### Problem to solve
Your job is to return each record exactly, minus any pictures.

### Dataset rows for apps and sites
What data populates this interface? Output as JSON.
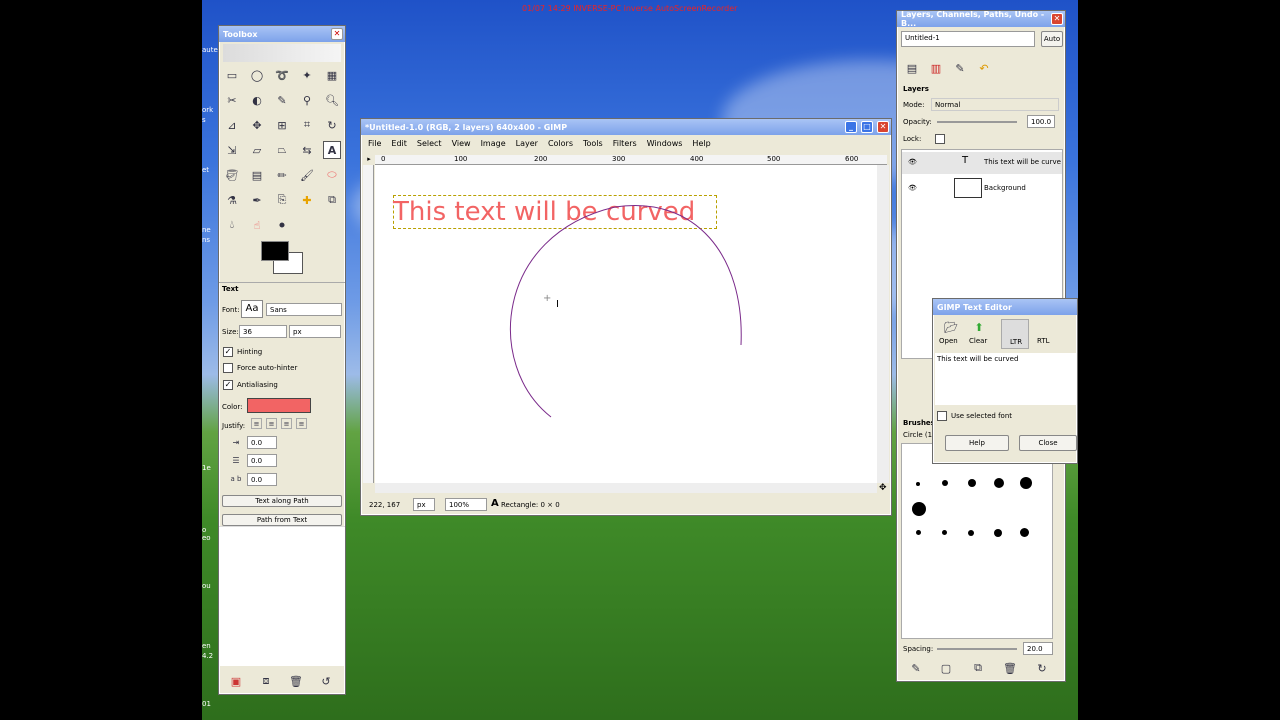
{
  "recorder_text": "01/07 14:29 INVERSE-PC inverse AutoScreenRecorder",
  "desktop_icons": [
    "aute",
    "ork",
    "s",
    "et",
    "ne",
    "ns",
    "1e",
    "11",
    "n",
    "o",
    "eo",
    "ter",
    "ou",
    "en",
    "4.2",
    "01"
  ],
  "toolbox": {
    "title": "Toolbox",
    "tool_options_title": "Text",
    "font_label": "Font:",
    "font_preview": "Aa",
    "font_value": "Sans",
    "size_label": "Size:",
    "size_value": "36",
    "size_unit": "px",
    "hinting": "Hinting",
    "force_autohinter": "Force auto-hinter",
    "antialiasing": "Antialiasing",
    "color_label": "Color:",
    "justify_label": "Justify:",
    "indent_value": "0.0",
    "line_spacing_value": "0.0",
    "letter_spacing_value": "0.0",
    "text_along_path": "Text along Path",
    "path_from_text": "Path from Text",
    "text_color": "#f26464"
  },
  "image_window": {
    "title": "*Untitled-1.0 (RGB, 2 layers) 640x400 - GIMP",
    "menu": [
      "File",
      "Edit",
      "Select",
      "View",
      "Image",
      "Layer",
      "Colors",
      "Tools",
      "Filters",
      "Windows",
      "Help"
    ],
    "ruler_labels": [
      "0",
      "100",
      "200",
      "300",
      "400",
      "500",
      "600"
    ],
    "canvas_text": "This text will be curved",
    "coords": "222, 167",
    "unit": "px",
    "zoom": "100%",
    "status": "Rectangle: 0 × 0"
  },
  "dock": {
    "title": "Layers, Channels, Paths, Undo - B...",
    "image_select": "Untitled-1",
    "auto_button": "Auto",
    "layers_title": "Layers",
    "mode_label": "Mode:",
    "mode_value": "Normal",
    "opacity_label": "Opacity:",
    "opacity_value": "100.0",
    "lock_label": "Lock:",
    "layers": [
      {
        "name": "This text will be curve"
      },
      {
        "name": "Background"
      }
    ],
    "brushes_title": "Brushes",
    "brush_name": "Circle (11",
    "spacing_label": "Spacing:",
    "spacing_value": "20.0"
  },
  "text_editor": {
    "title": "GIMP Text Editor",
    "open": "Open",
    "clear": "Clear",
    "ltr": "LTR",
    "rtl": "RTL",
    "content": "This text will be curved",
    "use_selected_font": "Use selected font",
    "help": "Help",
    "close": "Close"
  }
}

### Solution for this task
What data populates this interface? Output as JSON.
{
  "recorder_text": "01/07 14:29 INVERSE-PC inverse AutoScreenRecorder",
  "desktop_icons": [
    "aute",
    "ork",
    "s",
    "et",
    "ne",
    "ns",
    "1e",
    "11",
    "n",
    "o",
    "eo",
    "ter",
    "ou",
    "en",
    "4.2",
    "01"
  ],
  "toolbox": {
    "title": "Toolbox",
    "tool_options_title": "Text",
    "font_label": "Font:",
    "font_preview": "Aa",
    "font_value": "Sans",
    "size_label": "Size:",
    "size_value": "36",
    "size_unit": "px",
    "hinting": "Hinting",
    "force_autohinter": "Force auto-hinter",
    "antialiasing": "Antialiasing",
    "color_label": "Color:",
    "justify_label": "Justify:",
    "indent_value": "0.0",
    "line_spacing_value": "0.0",
    "letter_spacing_value": "0.0",
    "text_along_path": "Text along Path",
    "path_from_text": "Path from Text",
    "text_color": "#f26464"
  },
  "image_window": {
    "title": "*Untitled-1.0 (RGB, 2 layers) 640x400 - GIMP",
    "menu": [
      "File",
      "Edit",
      "Select",
      "View",
      "Image",
      "Layer",
      "Colors",
      "Tools",
      "Filters",
      "Windows",
      "Help"
    ],
    "ruler_labels": [
      "0",
      "100",
      "200",
      "300",
      "400",
      "500",
      "600"
    ],
    "canvas_text": "This text will be curved",
    "coords": "222, 167",
    "unit": "px",
    "zoom": "100%",
    "status": "Rectangle: 0 × 0"
  },
  "dock": {
    "title": "Layers, Channels, Paths, Undo - B...",
    "image_select": "Untitled-1",
    "auto_button": "Auto",
    "layers_title": "Layers",
    "mode_label": "Mode:",
    "mode_value": "Normal",
    "opacity_label": "Opacity:",
    "opacity_value": "100.0",
    "lock_label": "Lock:",
    "layers": [
      {
        "name": "This text will be curve"
      },
      {
        "name": "Background"
      }
    ],
    "brushes_title": "Brushes",
    "brush_name": "Circle (11",
    "spacing_label": "Spacing:",
    "spacing_value": "20.0"
  },
  "text_editor": {
    "title": "GIMP Text Editor",
    "open": "Open",
    "clear": "Clear",
    "ltr": "LTR",
    "rtl": "RTL",
    "content": "This text will be curved",
    "use_selected_font": "Use selected font",
    "help": "Help",
    "close": "Close"
  }
}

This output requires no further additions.